** Opening ENTRIES SHOWN block **

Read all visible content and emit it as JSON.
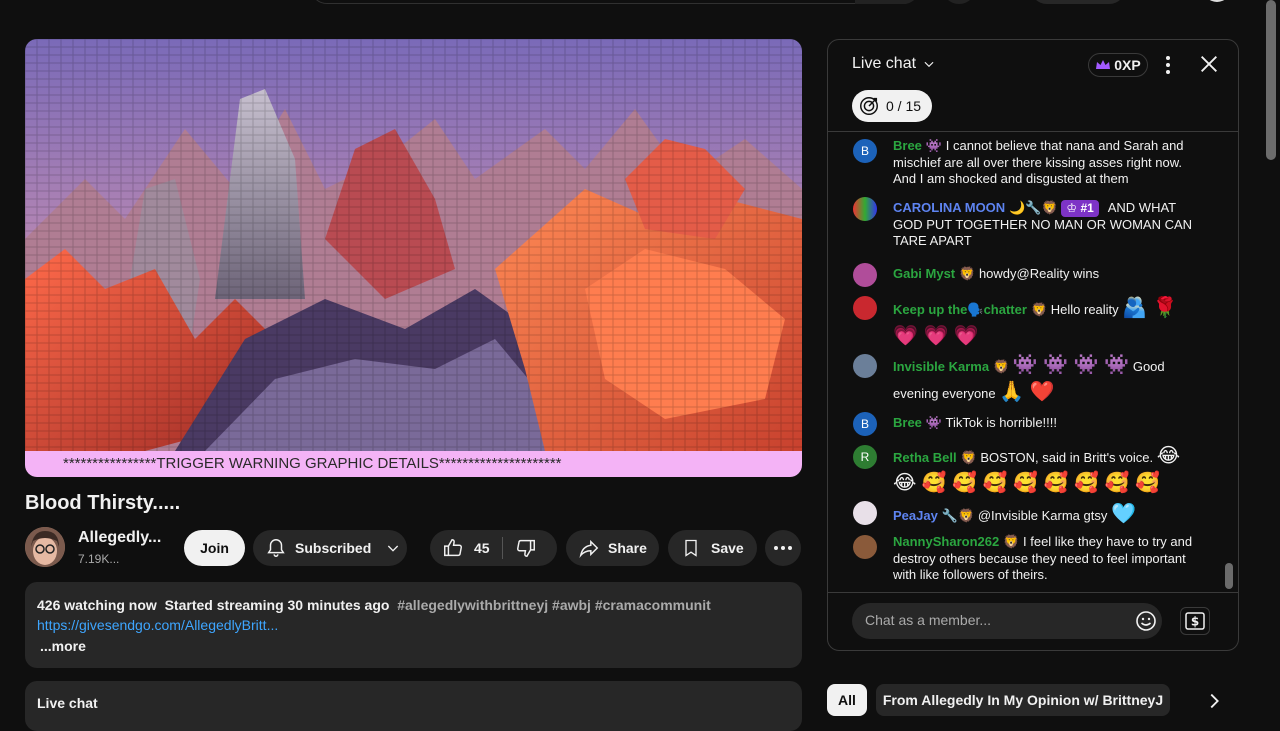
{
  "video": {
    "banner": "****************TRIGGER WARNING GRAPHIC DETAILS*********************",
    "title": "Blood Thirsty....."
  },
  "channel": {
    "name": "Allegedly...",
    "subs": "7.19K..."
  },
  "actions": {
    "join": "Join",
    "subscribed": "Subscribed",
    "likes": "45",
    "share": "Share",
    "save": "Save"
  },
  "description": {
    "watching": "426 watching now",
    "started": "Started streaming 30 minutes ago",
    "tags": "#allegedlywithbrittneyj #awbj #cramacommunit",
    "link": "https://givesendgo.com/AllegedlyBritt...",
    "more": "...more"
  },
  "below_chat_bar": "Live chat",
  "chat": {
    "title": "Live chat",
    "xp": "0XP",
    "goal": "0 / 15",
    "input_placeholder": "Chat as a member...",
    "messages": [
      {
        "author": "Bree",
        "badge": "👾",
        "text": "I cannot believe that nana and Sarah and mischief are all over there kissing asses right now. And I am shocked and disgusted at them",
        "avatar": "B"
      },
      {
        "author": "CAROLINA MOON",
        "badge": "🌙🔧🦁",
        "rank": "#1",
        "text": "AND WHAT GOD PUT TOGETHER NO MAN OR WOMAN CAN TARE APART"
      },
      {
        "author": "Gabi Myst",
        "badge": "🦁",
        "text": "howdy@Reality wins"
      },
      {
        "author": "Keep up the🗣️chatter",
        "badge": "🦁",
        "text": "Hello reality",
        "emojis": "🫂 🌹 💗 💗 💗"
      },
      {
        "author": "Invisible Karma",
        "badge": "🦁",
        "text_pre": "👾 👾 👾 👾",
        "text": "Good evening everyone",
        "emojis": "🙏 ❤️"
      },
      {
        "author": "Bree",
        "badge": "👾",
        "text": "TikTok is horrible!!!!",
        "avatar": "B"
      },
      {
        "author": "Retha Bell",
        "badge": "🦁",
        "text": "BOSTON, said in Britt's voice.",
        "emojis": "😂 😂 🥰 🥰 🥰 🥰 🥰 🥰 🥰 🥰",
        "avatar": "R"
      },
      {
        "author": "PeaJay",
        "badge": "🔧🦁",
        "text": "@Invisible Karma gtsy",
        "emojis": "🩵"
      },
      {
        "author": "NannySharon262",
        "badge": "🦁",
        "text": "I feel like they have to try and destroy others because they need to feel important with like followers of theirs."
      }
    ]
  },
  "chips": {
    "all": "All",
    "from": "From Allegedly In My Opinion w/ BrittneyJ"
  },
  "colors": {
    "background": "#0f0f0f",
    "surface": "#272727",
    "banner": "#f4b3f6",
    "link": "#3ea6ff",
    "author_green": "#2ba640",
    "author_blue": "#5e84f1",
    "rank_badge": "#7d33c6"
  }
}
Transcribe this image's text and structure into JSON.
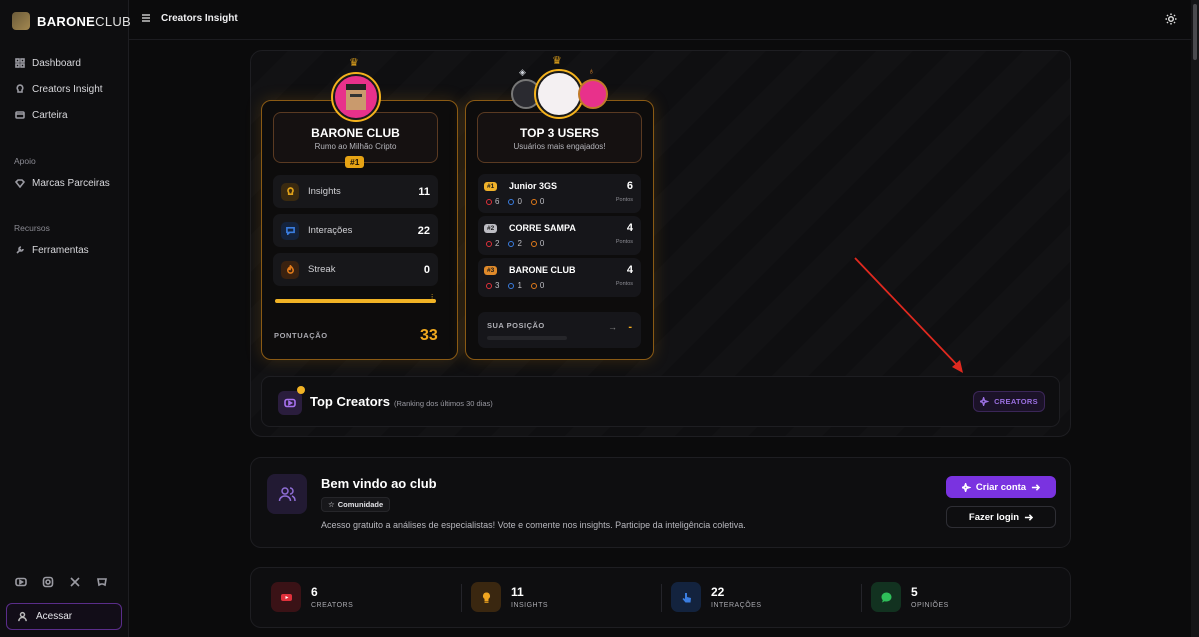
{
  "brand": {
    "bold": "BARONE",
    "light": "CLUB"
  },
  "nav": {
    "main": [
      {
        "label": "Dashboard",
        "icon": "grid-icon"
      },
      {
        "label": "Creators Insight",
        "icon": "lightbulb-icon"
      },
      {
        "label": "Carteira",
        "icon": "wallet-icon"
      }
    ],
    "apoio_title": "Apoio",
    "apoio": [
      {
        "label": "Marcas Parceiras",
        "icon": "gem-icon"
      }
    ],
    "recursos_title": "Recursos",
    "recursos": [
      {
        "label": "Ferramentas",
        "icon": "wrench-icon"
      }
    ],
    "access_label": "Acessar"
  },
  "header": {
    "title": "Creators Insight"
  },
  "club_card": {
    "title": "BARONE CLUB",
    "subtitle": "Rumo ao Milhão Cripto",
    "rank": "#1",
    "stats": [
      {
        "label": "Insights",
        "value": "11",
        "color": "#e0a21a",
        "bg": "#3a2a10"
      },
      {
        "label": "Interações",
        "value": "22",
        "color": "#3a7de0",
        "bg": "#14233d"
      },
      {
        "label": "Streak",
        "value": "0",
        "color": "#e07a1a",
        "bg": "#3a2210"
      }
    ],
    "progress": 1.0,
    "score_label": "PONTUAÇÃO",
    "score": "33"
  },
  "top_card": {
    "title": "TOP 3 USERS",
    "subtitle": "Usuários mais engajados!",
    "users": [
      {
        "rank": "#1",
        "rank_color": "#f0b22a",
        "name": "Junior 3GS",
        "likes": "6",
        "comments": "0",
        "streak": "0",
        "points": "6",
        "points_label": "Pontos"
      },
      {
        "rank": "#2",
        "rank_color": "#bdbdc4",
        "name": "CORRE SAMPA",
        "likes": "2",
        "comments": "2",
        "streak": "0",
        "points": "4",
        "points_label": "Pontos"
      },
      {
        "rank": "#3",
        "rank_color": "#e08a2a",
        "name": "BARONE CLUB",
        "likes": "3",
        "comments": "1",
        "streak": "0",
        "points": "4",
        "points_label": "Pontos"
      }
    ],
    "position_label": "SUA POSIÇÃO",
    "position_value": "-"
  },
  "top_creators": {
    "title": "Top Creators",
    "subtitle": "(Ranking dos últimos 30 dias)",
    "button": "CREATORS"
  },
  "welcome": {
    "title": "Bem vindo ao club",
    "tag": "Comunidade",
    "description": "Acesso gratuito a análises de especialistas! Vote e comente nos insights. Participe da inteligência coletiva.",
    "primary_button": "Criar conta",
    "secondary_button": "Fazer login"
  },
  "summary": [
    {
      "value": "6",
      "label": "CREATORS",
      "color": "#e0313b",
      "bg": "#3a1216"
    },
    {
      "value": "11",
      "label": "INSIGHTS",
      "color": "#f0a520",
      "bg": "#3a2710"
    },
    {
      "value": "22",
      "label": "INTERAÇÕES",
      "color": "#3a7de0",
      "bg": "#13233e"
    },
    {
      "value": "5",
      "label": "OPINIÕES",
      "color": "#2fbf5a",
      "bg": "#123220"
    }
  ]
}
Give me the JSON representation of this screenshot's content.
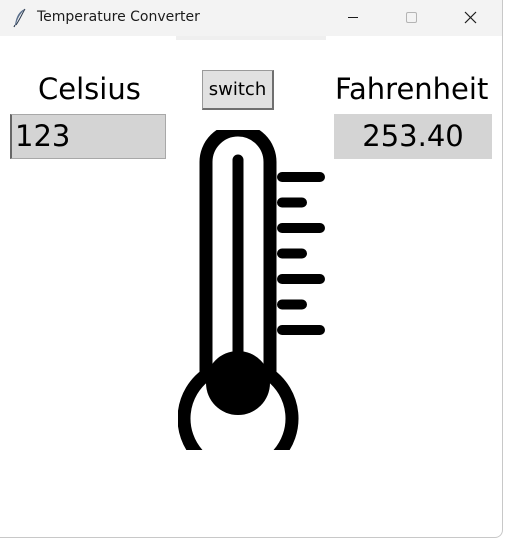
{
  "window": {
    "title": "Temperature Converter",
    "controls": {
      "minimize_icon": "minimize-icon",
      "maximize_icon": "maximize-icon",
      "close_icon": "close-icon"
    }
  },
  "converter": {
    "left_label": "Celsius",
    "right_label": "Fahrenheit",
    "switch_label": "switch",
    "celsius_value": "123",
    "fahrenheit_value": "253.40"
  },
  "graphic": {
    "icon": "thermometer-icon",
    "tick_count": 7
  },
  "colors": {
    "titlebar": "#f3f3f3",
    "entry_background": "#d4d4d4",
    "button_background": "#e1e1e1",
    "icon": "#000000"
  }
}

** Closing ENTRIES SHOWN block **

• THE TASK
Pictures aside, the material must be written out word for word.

• SOLUTION FOR THIS EXERCISE
Read all visible content and emit it as JSON.
{
  "video": {
    "banner": "****************TRIGGER WARNING GRAPHIC DETAILS*********************",
    "title": "Blood Thirsty....."
  },
  "channel": {
    "name": "Allegedly...",
    "subs": "7.19K..."
  },
  "actions": {
    "join": "Join",
    "subscribed": "Subscribed",
    "likes": "45",
    "share": "Share",
    "save": "Save"
  },
  "description": {
    "watching": "426 watching now",
    "started": "Started streaming 30 minutes ago",
    "tags": "#allegedlywithbrittneyj #awbj #cramacommunit",
    "link": "https://givesendgo.com/AllegedlyBritt...",
    "more": "...more"
  },
  "below_chat_bar": "Live chat",
  "chat": {
    "title": "Live chat",
    "xp": "0XP",
    "goal": "0 / 15",
    "input_placeholder": "Chat as a member...",
    "messages": [
      {
        "author": "Bree",
        "badge": "👾",
        "text": "I cannot believe that nana and Sarah and mischief are all over there kissing asses right now. And I am shocked and disgusted at them",
        "avatar": "B"
      },
      {
        "author": "CAROLINA MOON",
        "badge": "🌙🔧🦁",
        "rank": "#1",
        "text": "AND WHAT GOD PUT TOGETHER NO MAN OR WOMAN CAN TARE APART"
      },
      {
        "author": "Gabi Myst",
        "badge": "🦁",
        "text": "howdy@Reality wins"
      },
      {
        "author": "Keep up the🗣️chatter",
        "badge": "🦁",
        "text": "Hello reality",
        "emojis": "🫂 🌹 💗 💗 💗"
      },
      {
        "author": "Invisible Karma",
        "badge": "🦁",
        "text_pre": "👾 👾 👾 👾",
        "text": "Good evening everyone",
        "emojis": "🙏 ❤️"
      },
      {
        "author": "Bree",
        "badge": "👾",
        "text": "TikTok is horrible!!!!",
        "avatar": "B"
      },
      {
        "author": "Retha Bell",
        "badge": "🦁",
        "text": "BOSTON, said in Britt's voice.",
        "emojis": "😂 😂 🥰 🥰 🥰 🥰 🥰 🥰 🥰 🥰",
        "avatar": "R"
      },
      {
        "author": "PeaJay",
        "badge": "🔧🦁",
        "text": "@Invisible Karma gtsy",
        "emojis": "🩵"
      },
      {
        "author": "NannySharon262",
        "badge": "🦁",
        "text": "I feel like they have to try and destroy others because they need to feel important with like followers of theirs."
      }
    ]
  },
  "chips": {
    "all": "All",
    "from": "From Allegedly In My Opinion w/ BrittneyJ"
  },
  "colors": {
    "background": "#0f0f0f",
    "surface": "#272727",
    "banner": "#f4b3f6",
    "link": "#3ea6ff",
    "author_green": "#2ba640",
    "author_blue": "#5e84f1",
    "rank_badge": "#7d33c6"
  }
}
Transcribe this image's text and structure into JSON.
{
  "brand": {
    "bold": "BARONE",
    "light": "CLUB"
  },
  "nav": {
    "main": [
      {
        "label": "Dashboard",
        "icon": "grid-icon"
      },
      {
        "label": "Creators Insight",
        "icon": "lightbulb-icon"
      },
      {
        "label": "Carteira",
        "icon": "wallet-icon"
      }
    ],
    "apoio_title": "Apoio",
    "apoio": [
      {
        "label": "Marcas Parceiras",
        "icon": "gem-icon"
      }
    ],
    "recursos_title": "Recursos",
    "recursos": [
      {
        "label": "Ferramentas",
        "icon": "wrench-icon"
      }
    ],
    "access_label": "Acessar"
  },
  "header": {
    "title": "Creators Insight"
  },
  "club_card": {
    "title": "BARONE CLUB",
    "subtitle": "Rumo ao Milhão Cripto",
    "rank": "#1",
    "stats": [
      {
        "label": "Insights",
        "value": "11",
        "color": "#e0a21a",
        "bg": "#3a2a10"
      },
      {
        "label": "Interações",
        "value": "22",
        "color": "#3a7de0",
        "bg": "#14233d"
      },
      {
        "label": "Streak",
        "value": "0",
        "color": "#e07a1a",
        "bg": "#3a2210"
      }
    ],
    "progress": 1.0,
    "score_label": "PONTUAÇÃO",
    "score": "33"
  },
  "top_card": {
    "title": "TOP 3 USERS",
    "subtitle": "Usuários mais engajados!",
    "users": [
      {
        "rank": "#1",
        "rank_color": "#f0b22a",
        "name": "Junior 3GS",
        "likes": "6",
        "comments": "0",
        "streak": "0",
        "points": "6",
        "points_label": "Pontos"
      },
      {
        "rank": "#2",
        "rank_color": "#bdbdc4",
        "name": "CORRE SAMPA",
        "likes": "2",
        "comments": "2",
        "streak": "0",
        "points": "4",
        "points_label": "Pontos"
      },
      {
        "rank": "#3",
        "rank_color": "#e08a2a",
        "name": "BARONE CLUB",
        "likes": "3",
        "comments": "1",
        "streak": "0",
        "points": "4",
        "points_label": "Pontos"
      }
    ],
    "position_label": "SUA POSIÇÃO",
    "position_value": "-"
  },
  "top_creators": {
    "title": "Top Creators",
    "subtitle": "(Ranking dos últimos 30 dias)",
    "button": "CREATORS"
  },
  "welcome": {
    "title": "Bem vindo ao club",
    "tag": "Comunidade",
    "description": "Acesso gratuito a análises de especialistas! Vote e comente nos insights. Participe da inteligência coletiva.",
    "primary_button": "Criar conta",
    "secondary_button": "Fazer login"
  },
  "summary": [
    {
      "value": "6",
      "label": "CREATORS",
      "color": "#e0313b",
      "bg": "#3a1216"
    },
    {
      "value": "11",
      "label": "INSIGHTS",
      "color": "#f0a520",
      "bg": "#3a2710"
    },
    {
      "value": "22",
      "label": "INTERAÇÕES",
      "color": "#3a7de0",
      "bg": "#13233e"
    },
    {
      "value": "5",
      "label": "OPINIÕES",
      "color": "#2fbf5a",
      "bg": "#123220"
    }
  ]
}
Give me the JSON representation of this screenshot's content.
{
  "window": {
    "title": "Temperature Converter",
    "controls": {
      "minimize_icon": "minimize-icon",
      "maximize_icon": "maximize-icon",
      "close_icon": "close-icon"
    }
  },
  "converter": {
    "left_label": "Celsius",
    "right_label": "Fahrenheit",
    "switch_label": "switch",
    "celsius_value": "123",
    "fahrenheit_value": "253.40"
  },
  "graphic": {
    "icon": "thermometer-icon",
    "tick_count": 7
  },
  "colors": {
    "titlebar": "#f3f3f3",
    "entry_background": "#d4d4d4",
    "button_background": "#e1e1e1",
    "icon": "#000000"
  }
}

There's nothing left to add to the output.